I reread one of his novels over Christmas while also reading Sobrino and Torrance and was struck numerous times with how the characters in his stories embodied the themes of incarnation and the kingdom come that I was reading in books of doctrine. His stories center on quiet, local, faithful lives in which the choices to love (or hate), become the catalyst for the healing of earth and community, or for destruction. His Christ figures aren’t necessary sacrificial, rather, they’re figures whose choices to love create new spaces of possibility and growth for those they encounter. His heroes are those whose lives have roots in a love that transcends time and he speaks specifically to that, especially in his novels Remembering and Hannah Coulter.
So. You can imagine me hunched over my MacBook this week as I finish this project. I’ll have the echoes and light of the Rad Cam to help, along with many cups of tea, and a few brisk walks. I love this study. I love doctrine. I love delving into the core ideas of human existence. It makes me love God with a depth and energy I haven’t fully touched before. I see him more wholly than I have before. And to see God is simply to love. All for now. More soon.
Oh, but I must tell you this before I go: it snowed in Oxford… !
Snowball fight to begin a midnight walk…
Untouched snow at the Sheldonian…
The Bridge of Sighs (and site of many snowball fights).
Ah. One of my favorite Oxford views. By snowlight.
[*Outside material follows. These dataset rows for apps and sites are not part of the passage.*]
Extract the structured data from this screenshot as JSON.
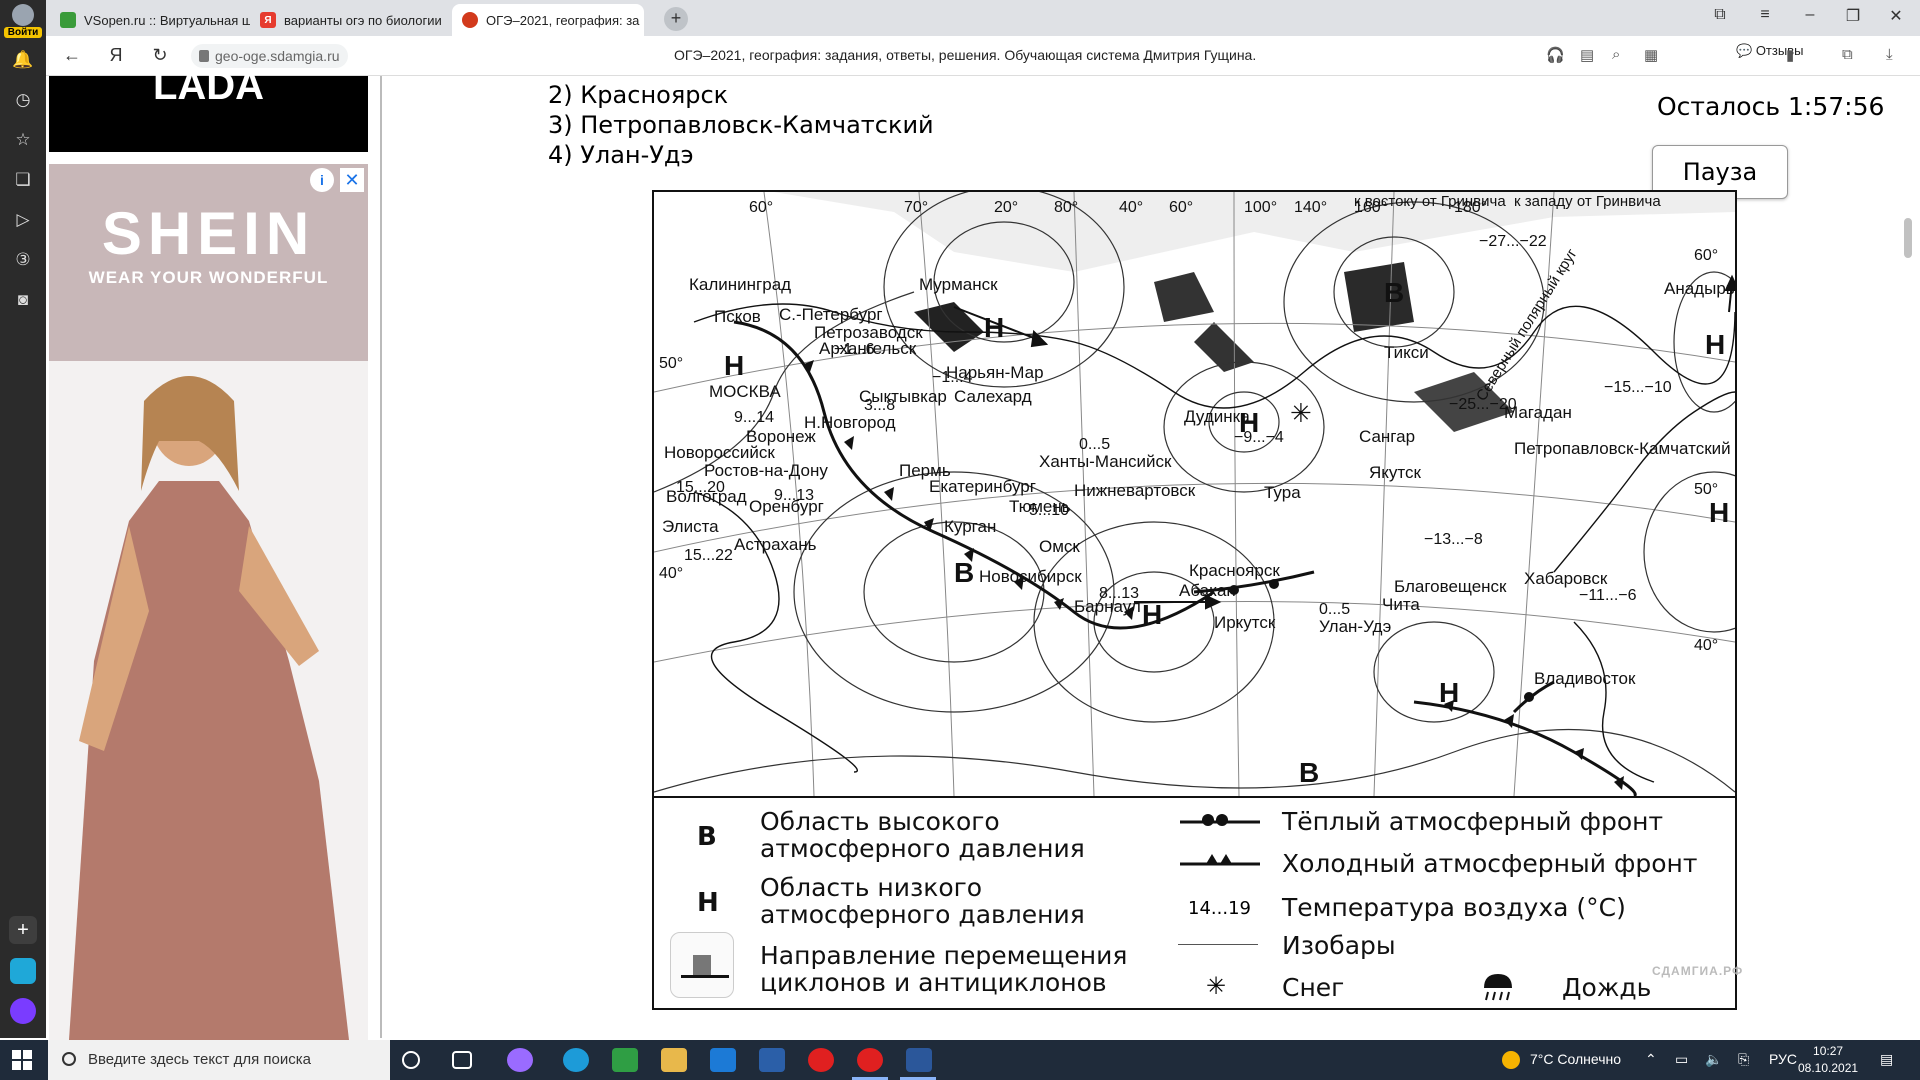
{
  "browser": {
    "user_login": "Войти",
    "tabs": [
      {
        "label": "VSopen.ru :: Виртуальная ш",
        "favicon": "vsopen-icon",
        "color": "#3a9b3a"
      },
      {
        "label": "варианты огэ по биологии",
        "favicon": "yandex-icon",
        "color": "#e63b2e"
      },
      {
        "label": "ОГЭ–2021, география: за",
        "favicon": "sdamgia-icon",
        "color": "#d23a1c"
      }
    ],
    "address_domain": "geo-oge.sdamgia.ru",
    "page_title": "ОГЭ–2021, география: задания, ответы, решения. Обучающая система Дмитрия Гущина.",
    "reviews_label": "Отзывы"
  },
  "ads": {
    "top_brand": "LADA",
    "shein_brand": "SHEIN",
    "shein_tagline": "WEAR YOUR WONDERFUL"
  },
  "question": {
    "options": [
      "2) Красноярск",
      "3) Петропавловск-Камчатский",
      "4) Улан-Удэ"
    ],
    "timer": "Осталось 1:57:56",
    "pause_label": "Пауза"
  },
  "map": {
    "cities": [
      "Калининград",
      "Псков",
      "С.-Петербург",
      "Петрозаводск",
      "Архангельск",
      "Мурманск",
      "Нарьян-Мар",
      "МОСКВА",
      "Сыктывкар",
      "Салехард",
      "Н.Новгород",
      "Воронеж",
      "Новороссийск",
      "Ростов-на-Дону",
      "Волгоград",
      "Оренбург",
      "Элиста",
      "Астрахань",
      "Пермь",
      "Екатеринбург",
      "Тюмень",
      "Курган",
      "Омск",
      "Ханты-Мансийск",
      "Нижневартовск",
      "Новосибирск",
      "Барнаул",
      "Абакан",
      "Красноярск",
      "Иркутск",
      "Улан-Удэ",
      "Чита",
      "Благовещенск",
      "Хабаровск",
      "Владивосток",
      "Дудинка",
      "Тура",
      "Якутск",
      "Сангар",
      "Тикси",
      "Магадан",
      "Петропавловск-Камчатский",
      "Анадырь"
    ],
    "temperatures": [
      "−1...6",
      "−1...4",
      "3...8",
      "9...14",
      "15...20",
      "9...13",
      "15...22",
      "0...5",
      "5...10",
      "8...13",
      "−9...−4",
      "−25...−20",
      "−27...−22",
      "−15...−10",
      "−13...−8",
      "−11...−6",
      "0...5"
    ],
    "degrees": [
      "60°",
      "70°",
      "20°",
      "80°",
      "40°",
      "60°",
      "100°",
      "140°",
      "160°",
      "180°",
      "50°",
      "40°",
      "60°",
      "50°",
      "40°"
    ],
    "east_label": "к востоку от Гринвича",
    "west_label": "к западу от Гринвича",
    "polar_circle": "Северный полярный круг"
  },
  "legend": {
    "high_symbol": "В",
    "high_label": "Область высокого атмосферного давления",
    "low_symbol": "Н",
    "low_label": "Область низкого атмосферного давления",
    "movement_label": "Направление перемещения циклонов и антициклонов",
    "warm_front": "Тёплый атмосферный фронт",
    "cold_front": "Холодный атмосферный фронт",
    "temp_sample": "14...19",
    "temp_label": "Температура воздуха (°С)",
    "isobars_label": "Изобары",
    "snow_symbol": "✳",
    "snow_label": "Снег",
    "rain_label": "Дождь",
    "watermark": "СДАМГИА.РФ"
  },
  "taskbar": {
    "search_placeholder": "Введите здесь текст для поиска",
    "weather": "7°C Солнечно",
    "lang": "РУС",
    "time": "10:27",
    "date": "08.10.2021"
  }
}
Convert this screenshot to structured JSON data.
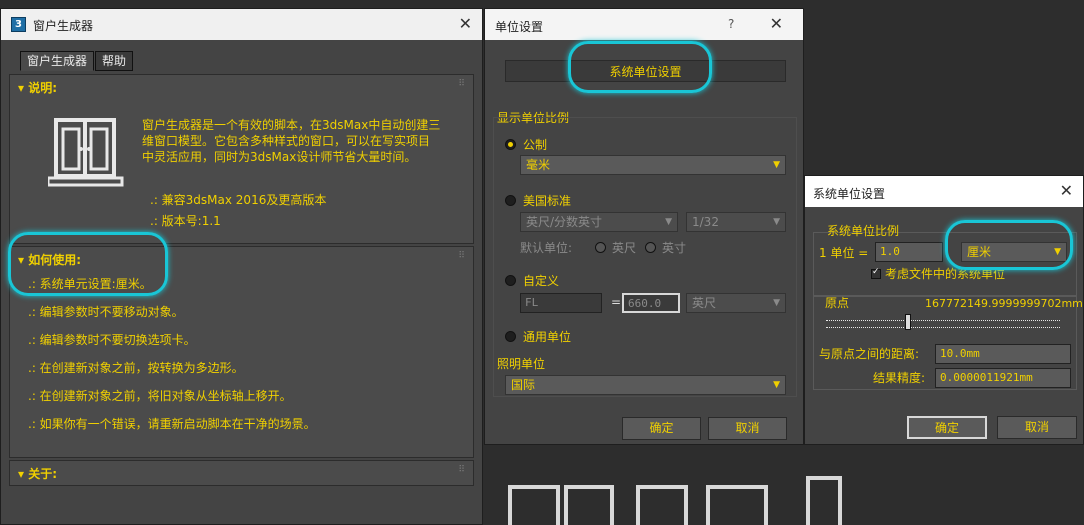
{
  "generator": {
    "title": "窗户生成器",
    "app_icon_text": "3",
    "tabs": [
      "窗户生成器",
      "帮助"
    ],
    "about_section": {
      "title": "说明:",
      "description_lines": [
        "窗户生成器是一个有效的脚本，在3dsMax中自动创建三",
        "维窗口模型。它包含多种样式的窗口，可以在写实项目",
        "中灵活应用，同时为3dsMax设计师节省大量时间。"
      ],
      "compat": ".: 兼容3dsMax 2016及更高版本",
      "version": ".: 版本号:1.1"
    },
    "howto_section": {
      "title": "如何使用:",
      "items": [
        ".: 系统单元设置:厘米。",
        ".: 编辑参数时不要移动对象。",
        ".: 编辑参数时不要切换选项卡。",
        ".: 在创建新对象之前，按转换为多边形。",
        ".: 在创建新对象之前，将旧对象从坐标轴上移开。",
        ".: 如果你有一个错误，请重新启动脚本在干净的场景。"
      ]
    },
    "about2_title": "关于:"
  },
  "unit_setup": {
    "title": "单位设置",
    "help": "?",
    "system_unit_button": "系统单位设置",
    "display_scale_label": "显示单位比例",
    "metric_label": "公制",
    "metric_value": "毫米",
    "us_label": "美国标准",
    "us_unit_value": "英尺/分数英寸",
    "us_fraction_value": "1/32",
    "default_unit_label": "默认单位:",
    "default_feet": "英尺",
    "default_inch": "英寸",
    "custom_label": "自定义",
    "custom_name": "FL",
    "custom_equals": "=",
    "custom_value": "660.0",
    "custom_unit": "英尺",
    "generic_label": "通用单位",
    "lighting_label": "照明单位",
    "lighting_value": "国际",
    "ok": "确定",
    "cancel": "取消"
  },
  "system_unit": {
    "title": "系统单位设置",
    "scale_label": "系统单位比例",
    "unit_prefix": "1 单位 =",
    "unit_value": "1.0",
    "unit_dropdown": "厘米",
    "consider_files": "考虑文件中的系统单位",
    "origin_label": "原点",
    "origin_value": "167772149.9999999702mm",
    "distance_label": "与原点之间的距离:",
    "distance_value": "10.0mm",
    "precision_label": "结果精度:",
    "precision_value": "0.0000011921mm",
    "ok": "确定",
    "cancel": "取消"
  },
  "colors": {
    "accent_yellow": "#f0d000",
    "highlight_cyan": "#19c6d6",
    "panel_bg": "#444444"
  }
}
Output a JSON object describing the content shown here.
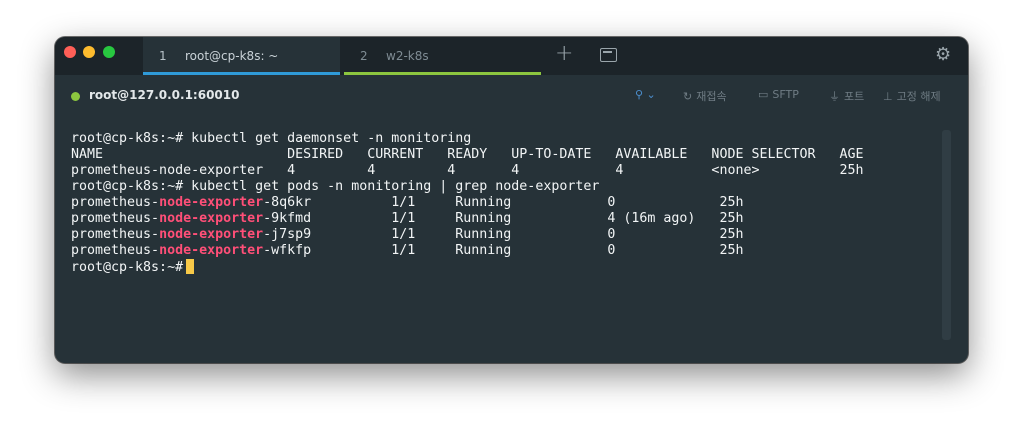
{
  "tabs": [
    {
      "number": "1",
      "title": "root@cp-k8s: ~"
    },
    {
      "number": "2",
      "title": "w2-k8s"
    }
  ],
  "toolbar": {
    "new_tab_glyph": "+",
    "new_tab_icon": "plus-icon",
    "new_window_icon": "window-icon",
    "settings_icon": "gear-icon"
  },
  "session": {
    "host": "root@127.0.0.1:60010",
    "status_color": "#8cc63f"
  },
  "actions": {
    "idea_glyph": "⚲ ⌄",
    "reconnect": "재접속",
    "sftp": "SFTP",
    "port": "포트",
    "unpin": "고정 해제"
  },
  "terminal": {
    "prompt": "root@cp-k8s:~#",
    "command1": " kubectl get daemonset -n monitoring",
    "ds_header": "NAME                       DESIRED   CURRENT   READY   UP-TO-DATE   AVAILABLE   NODE SELECTOR   AGE",
    "ds_row": "prometheus-node-exporter   4         4         4       4            4           <none>          25h",
    "command2": " kubectl get pods -n monitoring | grep node-exporter",
    "pods": [
      {
        "prefix": "prometheus-",
        "match": "node-exporter",
        "suffix": "-8q6kr          1/1     Running            0             25h"
      },
      {
        "prefix": "prometheus-",
        "match": "node-exporter",
        "suffix": "-9kfmd          1/1     Running            4 (16m ago)   25h"
      },
      {
        "prefix": "prometheus-",
        "match": "node-exporter",
        "suffix": "-j7sp9          1/1     Running            0             25h"
      },
      {
        "prefix": "prometheus-",
        "match": "node-exporter",
        "suffix": "-wfkfp          1/1     Running            0             25h"
      }
    ],
    "final_prompt": "root@cp-k8s:~#"
  },
  "colors": {
    "background": "#263238",
    "grep_highlight": "#ff4f78",
    "cursor": "#f7c948",
    "active_tab_underline": "#2f9ad8",
    "tab2_underline": "#8cc63f"
  }
}
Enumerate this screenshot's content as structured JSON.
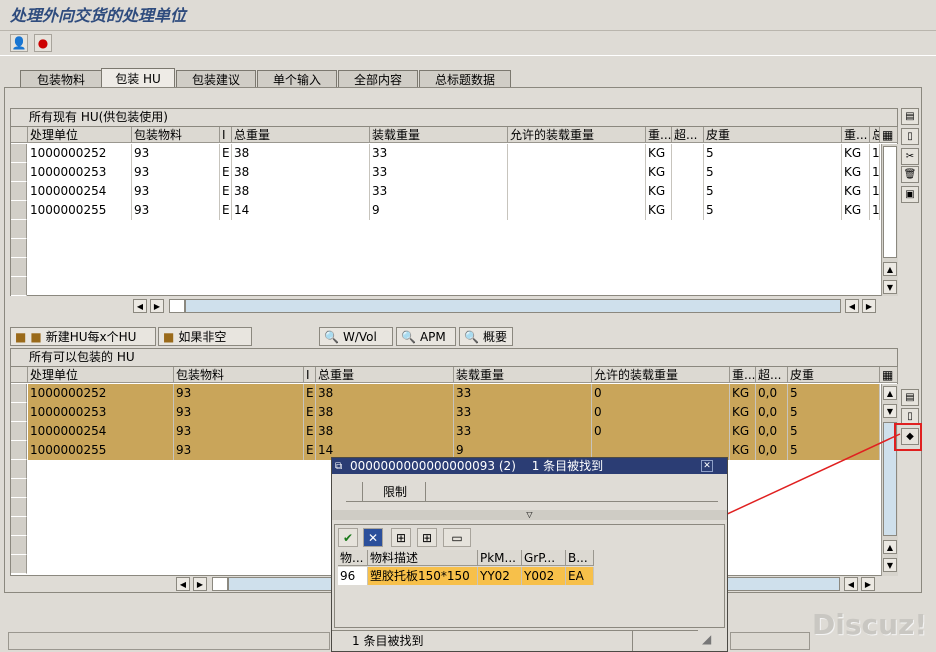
{
  "page_title": "处理外向交货的处理单位",
  "tabs": [
    {
      "label": "包装物料"
    },
    {
      "label": "包装 HU"
    },
    {
      "label": "包装建议"
    },
    {
      "label": "单个输入"
    },
    {
      "label": "全部内容"
    },
    {
      "label": "总标题数据"
    }
  ],
  "top": {
    "section_title": "所有现有 HU(供包装使用)",
    "columns": [
      "处理单位",
      "包装物料",
      "I",
      "总重量",
      "装载重量",
      "允许的装载重量",
      "重...",
      "超...",
      "皮重",
      "重...",
      "总..."
    ],
    "rows": [
      [
        "1000000252",
        "93",
        "E",
        "38",
        "33",
        "",
        "KG",
        "",
        "5",
        "KG",
        "1"
      ],
      [
        "1000000253",
        "93",
        "E",
        "38",
        "33",
        "",
        "KG",
        "",
        "5",
        "KG",
        "1"
      ],
      [
        "1000000254",
        "93",
        "E",
        "38",
        "33",
        "",
        "KG",
        "",
        "5",
        "KG",
        "1"
      ],
      [
        "1000000255",
        "93",
        "E",
        "14",
        "9",
        "",
        "KG",
        "",
        "5",
        "KG",
        "1"
      ]
    ]
  },
  "actions": {
    "new_hu": "新建HU每x个HU",
    "if_not_empty": "如果非空",
    "wvol": "W/Vol",
    "apm": "APM",
    "overview": "概要"
  },
  "bottom": {
    "section_title": "所有可以包装的 HU",
    "columns": [
      "处理单位",
      "包装物料",
      "I",
      "总重量",
      "装载重量",
      "允许的装载重量",
      "重...",
      "超...",
      "皮重"
    ],
    "rows": [
      [
        "1000000252",
        "93",
        "E",
        "38",
        "33",
        "0",
        "KG",
        "0,0",
        "5"
      ],
      [
        "1000000253",
        "93",
        "E",
        "38",
        "33",
        "0",
        "KG",
        "0,0",
        "5"
      ],
      [
        "1000000254",
        "93",
        "E",
        "38",
        "33",
        "0",
        "KG",
        "0,0",
        "5"
      ],
      [
        "1000000255",
        "93",
        "E",
        "14",
        "9",
        "",
        "KG",
        "0,0",
        "5"
      ]
    ]
  },
  "popup": {
    "title": "0000000000000000093 (2)",
    "found_title": "1 条目被找到",
    "restrict_tab": "限制",
    "columns": [
      "物...",
      "物料描述",
      "PkM...",
      "GrP...",
      "B..."
    ],
    "row": [
      "96",
      "塑胶托板150*150",
      "YY02",
      "Y002",
      "EA"
    ],
    "status": "1 条目被找到"
  },
  "watermark": "Discuz!",
  "colors": {
    "highlight": "#c9a55a",
    "popup_title": "#2b3d74",
    "arrow": "#e02020"
  }
}
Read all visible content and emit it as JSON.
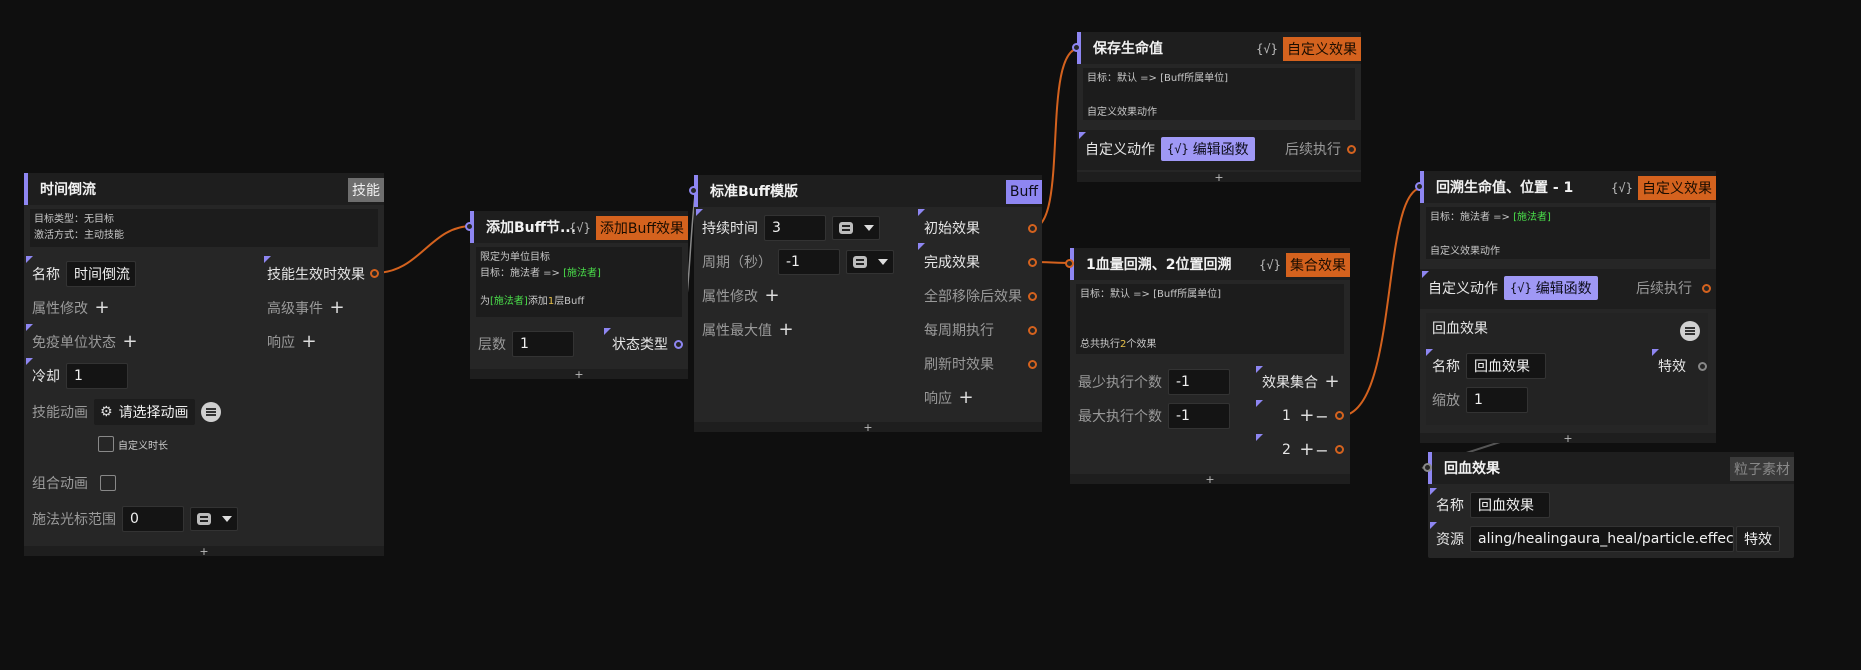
{
  "nodes": {
    "skill": {
      "title": "时间倒流",
      "badge": "技能",
      "desc": [
        "目标类型：无目标",
        "激活方式：主动技能"
      ],
      "name_label": "名称",
      "name_value": "时间倒流",
      "attr_mod": "属性修改",
      "immune": "免疫单位状态",
      "cooldown_label": "冷却",
      "cooldown_value": "1",
      "anim_label": "技能动画",
      "anim_value": "请选择动画",
      "custom_duration": "自定义时长",
      "combo_anim": "组合动画",
      "cursor_range_label": "施法光标范围",
      "cursor_range_value": "0",
      "out_effect": "技能生效时效果",
      "adv_event": "高级事件",
      "response": "响应",
      "footer": "+"
    },
    "add_buff": {
      "title": "添加Buff节...",
      "fx": "{√}",
      "badge": "添加Buff效果",
      "desc1": "限定为单位目标",
      "desc2_prefix": "目标：施法者 => ",
      "desc2_hl": "[施法者]",
      "desc3_a": "为",
      "desc3_hl": "[施法者]",
      "desc3_b": "添加",
      "desc3_num": "1",
      "desc3_c": "层Buff",
      "layers_label": "层数",
      "layers_value": "1",
      "state_type": "状态类型",
      "footer": "+"
    },
    "buff": {
      "title": "标准Buff模版",
      "badge": "Buff",
      "duration_label": "持续时间",
      "duration_value": "3",
      "period_label": "周期（秒）",
      "period_value": "-1",
      "attr_mod": "属性修改",
      "attr_max": "属性最大值",
      "out_initial": "初始效果",
      "out_complete": "完成效果",
      "out_remove_all": "全部移除后效果",
      "out_periodic": "每周期执行",
      "out_refresh": "刷新时效果",
      "response": "响应",
      "footer": "+"
    },
    "save_hp": {
      "title": "保存生命值",
      "fx": "{√}",
      "badge": "自定义效果",
      "desc1": "目标：默认 => [Buff所属单位]",
      "desc2": "自定义效果动作",
      "action_label": "自定义动作",
      "edit_fn": "编辑函数",
      "after": "后续执行",
      "footer": "+"
    },
    "set_effect": {
      "title": "1血量回溯、2位置回溯",
      "fx": "{√}",
      "badge": "集合效果",
      "desc1": "目标：默认 => [Buff所属单位]",
      "desc2_a": "总共执行",
      "desc2_num": "2",
      "desc2_b": "个效果",
      "min_label": "最少执行个数",
      "min_value": "-1",
      "max_label": "最大执行个数",
      "max_value": "-1",
      "set_label": "效果集合",
      "item1": "1",
      "item2": "2",
      "footer": "+"
    },
    "rewind": {
      "title": "回溯生命值、位置 - 1",
      "fx": "{√}",
      "badge": "自定义效果",
      "desc1_prefix": "目标：施法者 => ",
      "desc1_hl": "[施法者]",
      "desc2": "自定义效果动作",
      "action_label": "自定义动作",
      "edit_fn": "编辑函数",
      "after": "后续执行",
      "sub_title": "回血效果",
      "sub_name_label": "名称",
      "sub_name_value": "回血效果",
      "sub_fx_label": "特效",
      "sub_scale_label": "缩放",
      "sub_scale_value": "1",
      "footer": "+"
    },
    "particle": {
      "title": "回血效果",
      "badge": "粒子素材",
      "name_label": "名称",
      "name_value": "回血效果",
      "res_label": "资源",
      "res_value": "aling/healingaura_heal/particle.effect",
      "fx_label": "特效"
    }
  },
  "colors": {
    "accent": "#8e86f2",
    "wire": "#d4621e",
    "orange": "#d4621e"
  }
}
A man should hear a little music, read a little poetry, and see a fine picture every day of his life, in order that worldly cares may not obliterate the sense of the beautiful which God has implanted in the human soul.
-Johann Wolfgang von Goethe
Rembrandt van Rijn, Portrait of Christ's Head, c. 1650